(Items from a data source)
---

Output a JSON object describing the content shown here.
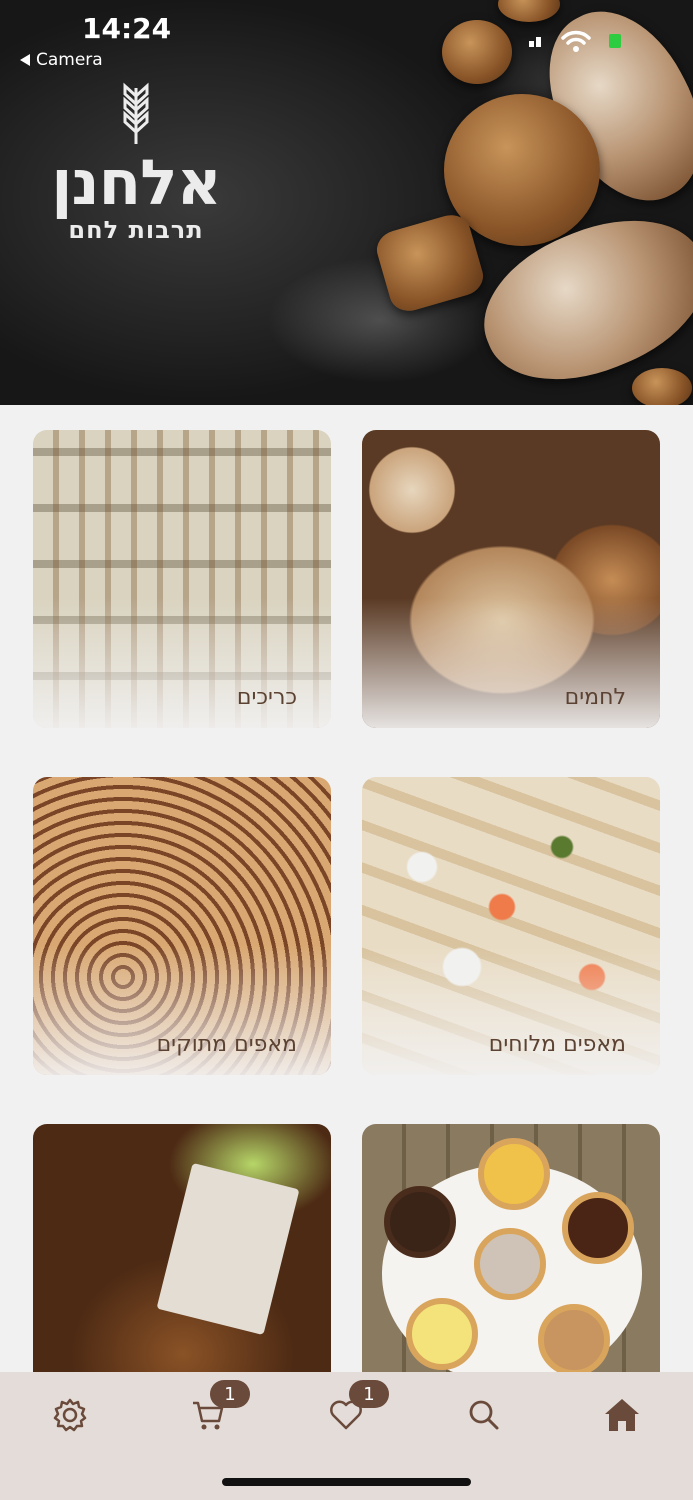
{
  "status_bar": {
    "time": "14:24",
    "back_label": "Camera"
  },
  "brand": {
    "name": "אלחנן",
    "tagline": "תרבות לחם"
  },
  "categories": [
    {
      "label": "כריכים",
      "image": "sandwiches"
    },
    {
      "label": "לחמים",
      "image": "breads"
    },
    {
      "label": "מאפים מתוקים",
      "image": "sweet-pastries"
    },
    {
      "label": "מאפים מלוחים",
      "image": "salty-pastries"
    },
    {
      "label": "",
      "image": "gift-package"
    },
    {
      "label": "",
      "image": "tarts"
    }
  ],
  "tabbar": {
    "cart_count": "1",
    "favorites_count": "1",
    "icons": [
      "gear-icon",
      "cart-icon",
      "heart-icon",
      "search-icon",
      "home-icon"
    ]
  },
  "colors": {
    "accent": "#6a4a3b",
    "label_text": "#5b4232",
    "tabbar_bg": "#e4dcd8",
    "page_bg": "#f2f1f1"
  }
}
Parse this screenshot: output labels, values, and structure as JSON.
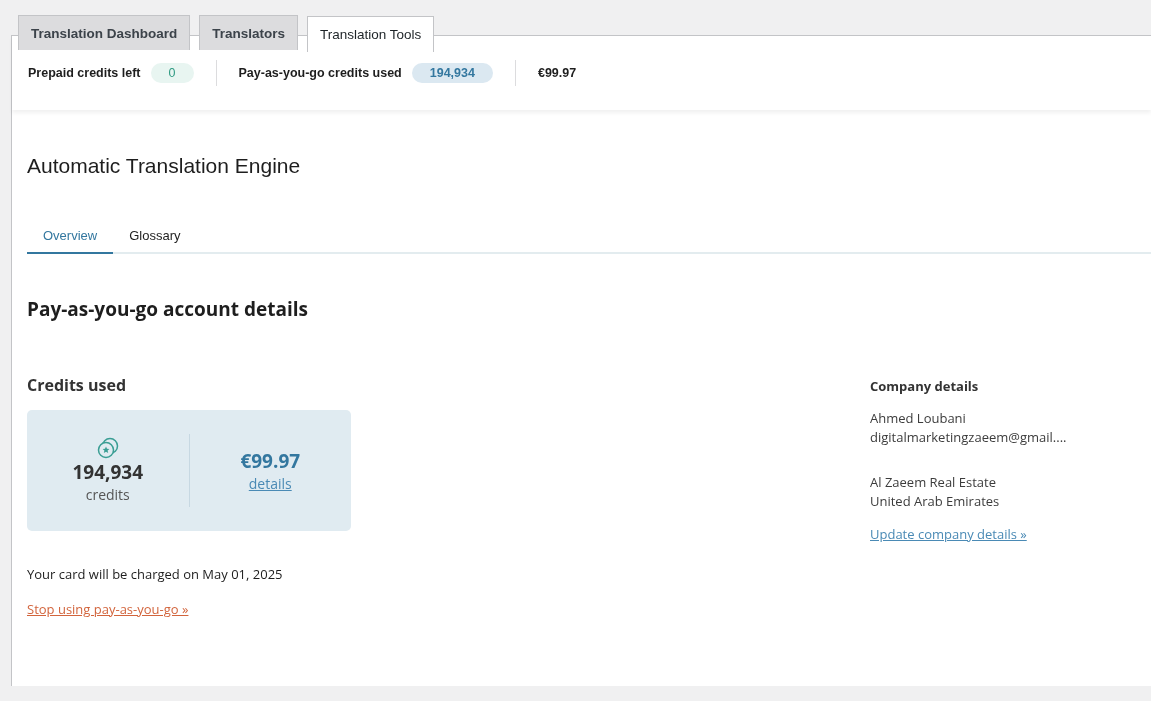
{
  "tabs": [
    {
      "label": "Translation Dashboard",
      "selected": false
    },
    {
      "label": "Translators",
      "selected": false
    },
    {
      "label": "Translation Tools",
      "selected": true
    }
  ],
  "stats": [
    {
      "kind": "badge-green",
      "label": "Prepaid credits left",
      "value": "0"
    },
    {
      "kind": "badge-blue",
      "label": "Pay-as-you-go credits used",
      "value": "194,934"
    },
    {
      "kind": "plain",
      "value": "€99.97"
    }
  ],
  "page_title": "Automatic Translation Engine",
  "subtabs": [
    {
      "label": "Overview",
      "selected": true
    },
    {
      "label": "Glossary",
      "selected": false
    }
  ],
  "section_title": "Pay-as-you-go account details",
  "credits": {
    "heading": "Credits used",
    "amount": "194,934",
    "unit": "credits",
    "cost": "€99.97",
    "details_link": "details",
    "charge_note": "Your card will be charged on May 01, 2025",
    "stop_link": "Stop using pay-as-you-go »"
  },
  "company": {
    "heading": "Company details",
    "contact": [
      "Ahmed Loubani",
      "digitalmarketingzaeem@gmail...."
    ],
    "address": [
      "Al Zaeem Real Estate",
      "United Arab Emirates"
    ],
    "update_link": "Update company details »"
  }
}
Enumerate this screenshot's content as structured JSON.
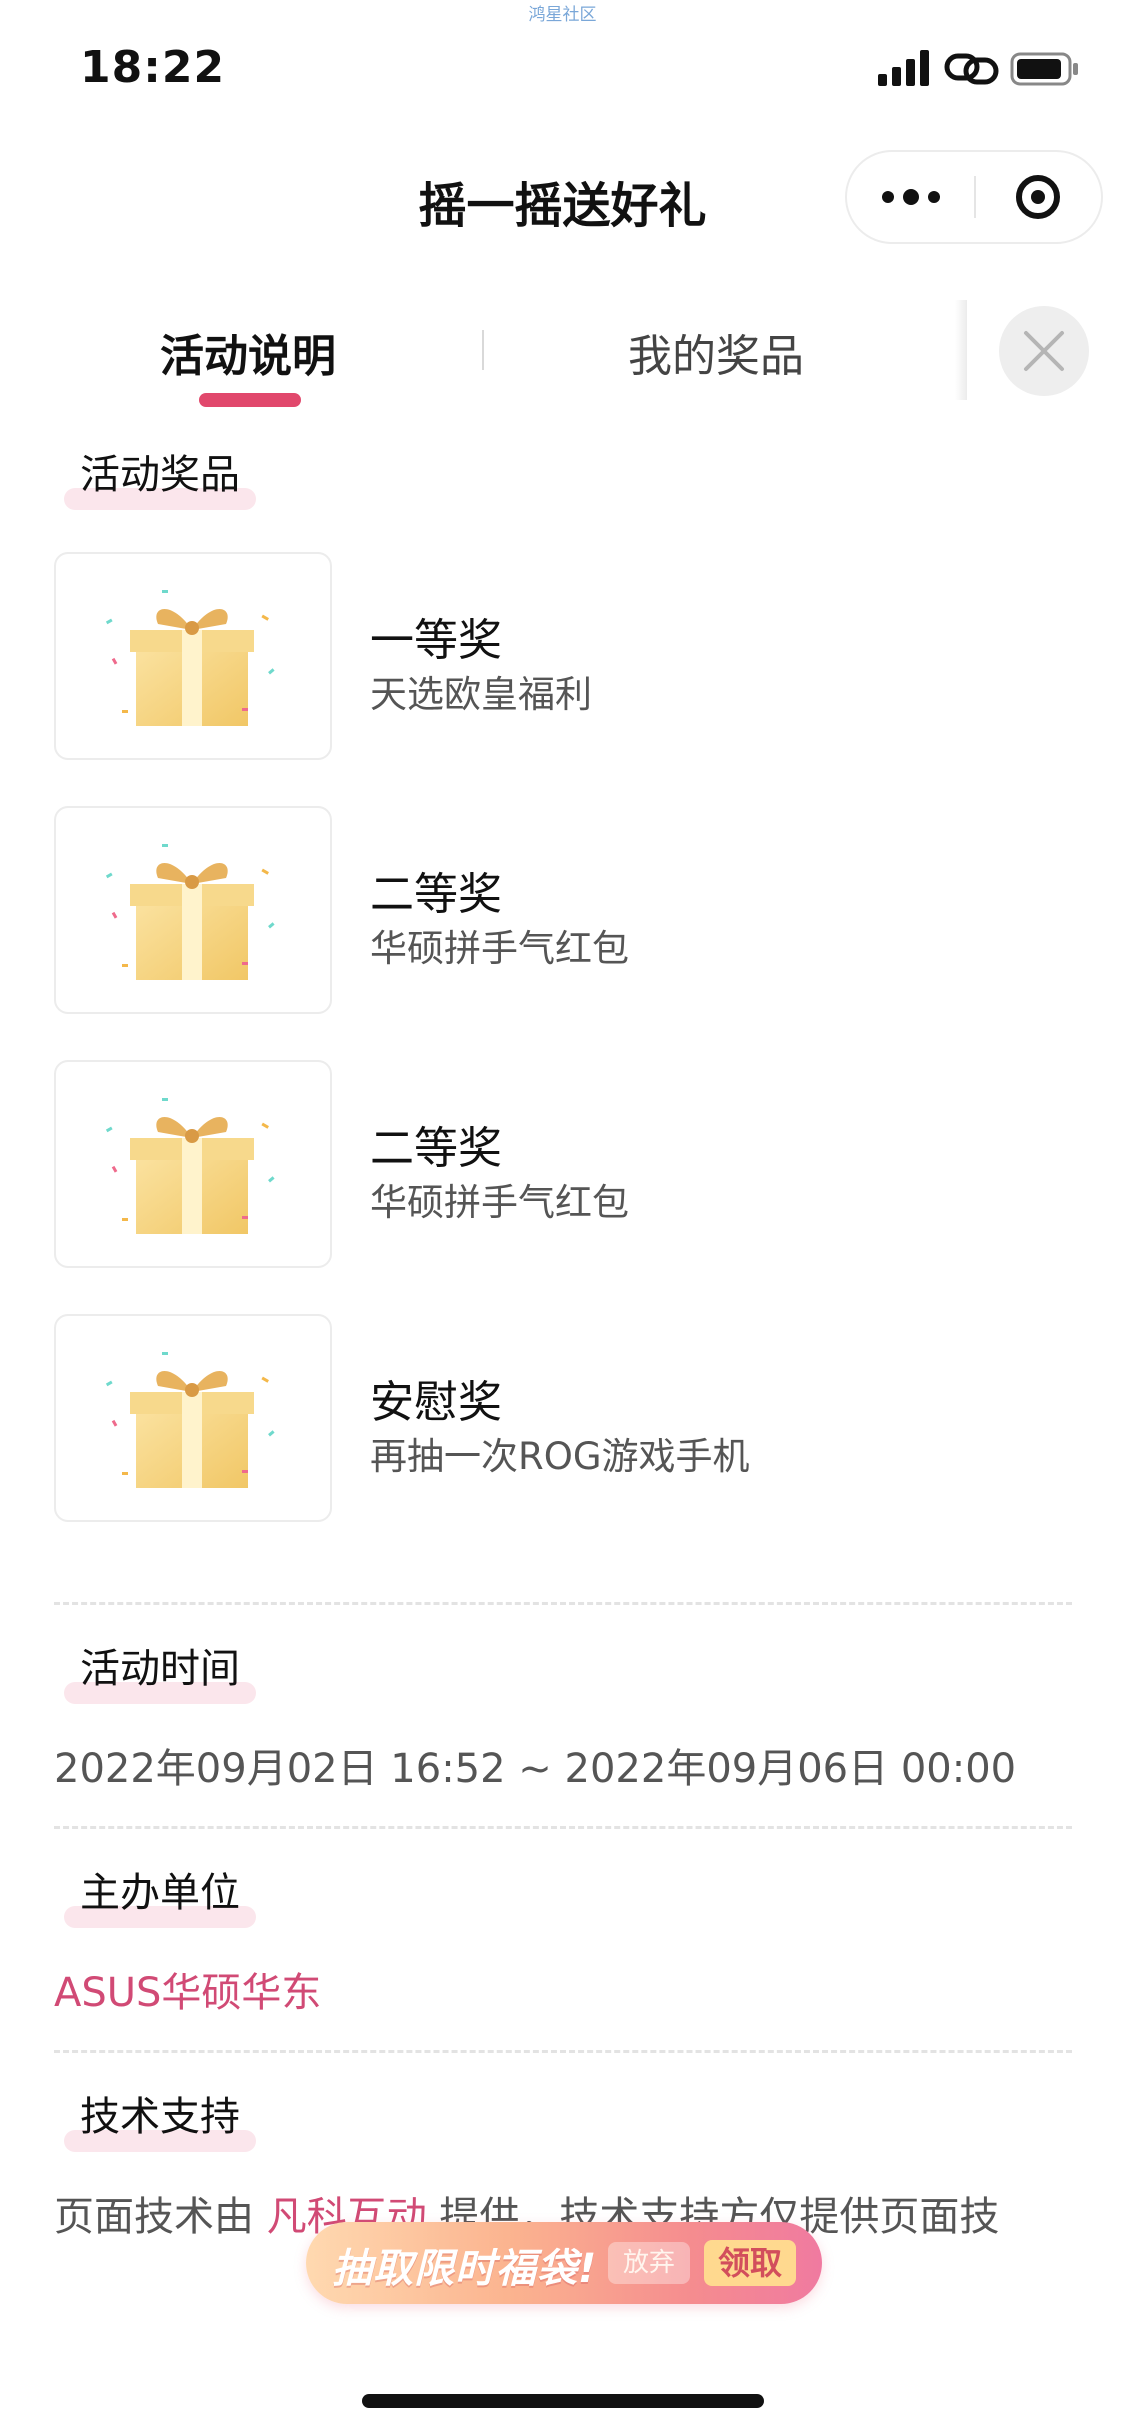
{
  "status_bar": {
    "top_watermark": "鸿星社区",
    "time": "18:22"
  },
  "title_bar": {
    "title": "摇一摇送好礼"
  },
  "tabs": [
    {
      "label": "活动说明",
      "active": true
    },
    {
      "label": "我的奖品",
      "active": false
    }
  ],
  "accent_color": "#e1486c",
  "prizes_section": {
    "heading": "活动奖品",
    "items": [
      {
        "title": "一等奖",
        "desc": "天选欧皇福利",
        "icon": "gift-box-icon"
      },
      {
        "title": "二等奖",
        "desc": "华硕拼手气红包",
        "icon": "gift-box-icon"
      },
      {
        "title": "二等奖",
        "desc": "华硕拼手气红包",
        "icon": "gift-box-icon"
      },
      {
        "title": "安慰奖",
        "desc": "再抽一次ROG游戏手机",
        "icon": "gift-box-icon"
      }
    ]
  },
  "time_section": {
    "heading": "活动时间",
    "value": "2022年09月02日 16:52 ~ 2022年09月06日 00:00"
  },
  "organizer_section": {
    "heading": "主办单位",
    "value": "ASUS华硕华东"
  },
  "tech_section": {
    "heading": "技术支持",
    "text_before": "页面技术由 ",
    "link": "凡科互动",
    "text_after": " 提供，技术支持方仅提供页面技"
  },
  "banner": {
    "text": "抽取限时福袋!",
    "giveup_label": "放弃",
    "claim_label": "领取"
  }
}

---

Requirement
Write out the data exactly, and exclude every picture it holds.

Final answer
Output a JSON object describing the content shown here.
{
  "status_bar": {
    "time": "14:24",
    "back_label": "Camera"
  },
  "brand": {
    "name": "אלחנן",
    "tagline": "תרבות לחם"
  },
  "categories": [
    {
      "label": "כריכים",
      "image": "sandwiches"
    },
    {
      "label": "לחמים",
      "image": "breads"
    },
    {
      "label": "מאפים מתוקים",
      "image": "sweet-pastries"
    },
    {
      "label": "מאפים מלוחים",
      "image": "salty-pastries"
    },
    {
      "label": "",
      "image": "gift-package"
    },
    {
      "label": "",
      "image": "tarts"
    }
  ],
  "tabbar": {
    "cart_count": "1",
    "favorites_count": "1",
    "icons": [
      "gear-icon",
      "cart-icon",
      "heart-icon",
      "search-icon",
      "home-icon"
    ]
  },
  "colors": {
    "accent": "#6a4a3b",
    "label_text": "#5b4232",
    "tabbar_bg": "#e4dcd8",
    "page_bg": "#f2f1f1"
  }
}
Parse this screenshot: output labels, values, and structure as JSON.
{
  "tabs": [
    {
      "label": "Translation Dashboard",
      "selected": false
    },
    {
      "label": "Translators",
      "selected": false
    },
    {
      "label": "Translation Tools",
      "selected": true
    }
  ],
  "stats": [
    {
      "kind": "badge-green",
      "label": "Prepaid credits left",
      "value": "0"
    },
    {
      "kind": "badge-blue",
      "label": "Pay-as-you-go credits used",
      "value": "194,934"
    },
    {
      "kind": "plain",
      "value": "€99.97"
    }
  ],
  "page_title": "Automatic Translation Engine",
  "subtabs": [
    {
      "label": "Overview",
      "selected": true
    },
    {
      "label": "Glossary",
      "selected": false
    }
  ],
  "section_title": "Pay-as-you-go account details",
  "credits": {
    "heading": "Credits used",
    "amount": "194,934",
    "unit": "credits",
    "cost": "€99.97",
    "details_link": "details",
    "charge_note": "Your card will be charged on May 01, 2025",
    "stop_link": "Stop using pay-as-you-go »"
  },
  "company": {
    "heading": "Company details",
    "contact": [
      "Ahmed Loubani",
      "digitalmarketingzaeem@gmail...."
    ],
    "address": [
      "Al Zaeem Real Estate",
      "United Arab Emirates"
    ],
    "update_link": "Update company details »"
  }
}
Enumerate this screenshot's content as structured JSON.
{
  "status_bar": {
    "top_watermark": "鸿星社区",
    "time": "18:22"
  },
  "title_bar": {
    "title": "摇一摇送好礼"
  },
  "tabs": [
    {
      "label": "活动说明",
      "active": true
    },
    {
      "label": "我的奖品",
      "active": false
    }
  ],
  "accent_color": "#e1486c",
  "prizes_section": {
    "heading": "活动奖品",
    "items": [
      {
        "title": "一等奖",
        "desc": "天选欧皇福利",
        "icon": "gift-box-icon"
      },
      {
        "title": "二等奖",
        "desc": "华硕拼手气红包",
        "icon": "gift-box-icon"
      },
      {
        "title": "二等奖",
        "desc": "华硕拼手气红包",
        "icon": "gift-box-icon"
      },
      {
        "title": "安慰奖",
        "desc": "再抽一次ROG游戏手机",
        "icon": "gift-box-icon"
      }
    ]
  },
  "time_section": {
    "heading": "活动时间",
    "value": "2022年09月02日 16:52 ~ 2022年09月06日 00:00"
  },
  "organizer_section": {
    "heading": "主办单位",
    "value": "ASUS华硕华东"
  },
  "tech_section": {
    "heading": "技术支持",
    "text_before": "页面技术由 ",
    "link": "凡科互动",
    "text_after": " 提供，技术支持方仅提供页面技"
  },
  "banner": {
    "text": "抽取限时福袋!",
    "giveup_label": "放弃",
    "claim_label": "领取"
  }
}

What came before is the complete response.